(DATA EXTRACTS)
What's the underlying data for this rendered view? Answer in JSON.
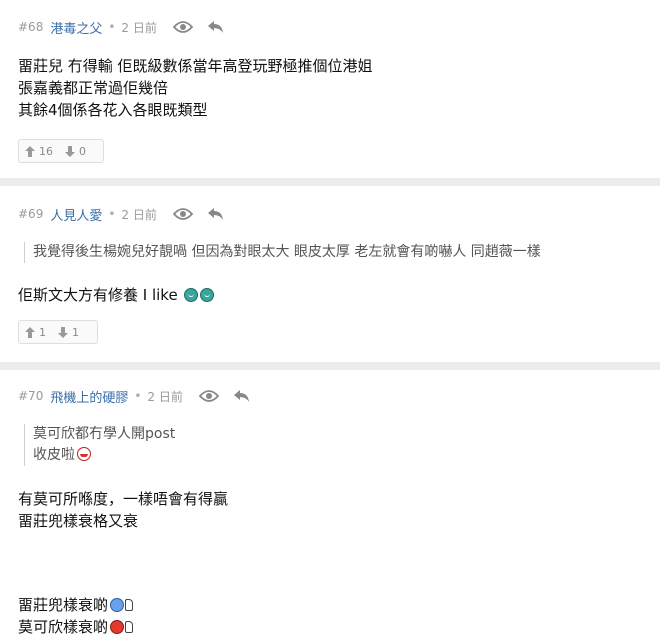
{
  "posts": [
    {
      "number": "#68",
      "username": "港毒之父",
      "dot": "•",
      "time": "2 日前",
      "lines": [
        "畱莊兒 冇得輸 佢既級數係當年高登玩野極推個位港姐",
        "張嘉義都正常過佢幾倍",
        "其餘4個係各花入各眼既類型"
      ],
      "upvotes": "16",
      "downvotes": "0"
    },
    {
      "number": "#69",
      "username": "人見人愛",
      "dot": "•",
      "time": "2 日前",
      "quote_lines": [
        "我覺得後生楊婉兒好靚喎 但因為對眼太大 眼皮太厚 老左就會有啲嚇人 同趙薇一樣"
      ],
      "line": "佢斯文大方有修養 I like",
      "upvotes": "1",
      "downvotes": "1"
    },
    {
      "number": "#70",
      "username": "飛機上的硬膠",
      "dot": "•",
      "time": "2 日前",
      "quote_lines": [
        "莫可欣都冇學人開post",
        "收皮啦"
      ],
      "lines_a": [
        "有莫可所喺度，一樣唔會有得贏",
        "畱莊兜樣衰格又衰"
      ],
      "lines_b": [
        "畱莊兜樣衰啲",
        "莫可欣樣衰啲"
      ]
    }
  ],
  "icons": {
    "views": "eye-icon",
    "reply": "reply-icon",
    "upvote": "thumb-up-icon",
    "downvote": "thumb-down-icon"
  },
  "colors": {
    "username": "#3a6ea8",
    "meta": "#9a9a9a",
    "separator": "#ececec"
  }
}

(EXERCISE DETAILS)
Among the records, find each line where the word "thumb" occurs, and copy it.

(TASK OUTPUT)
    "upvote": "thumb-up-icon",
    "downvote": "thumb-down-icon"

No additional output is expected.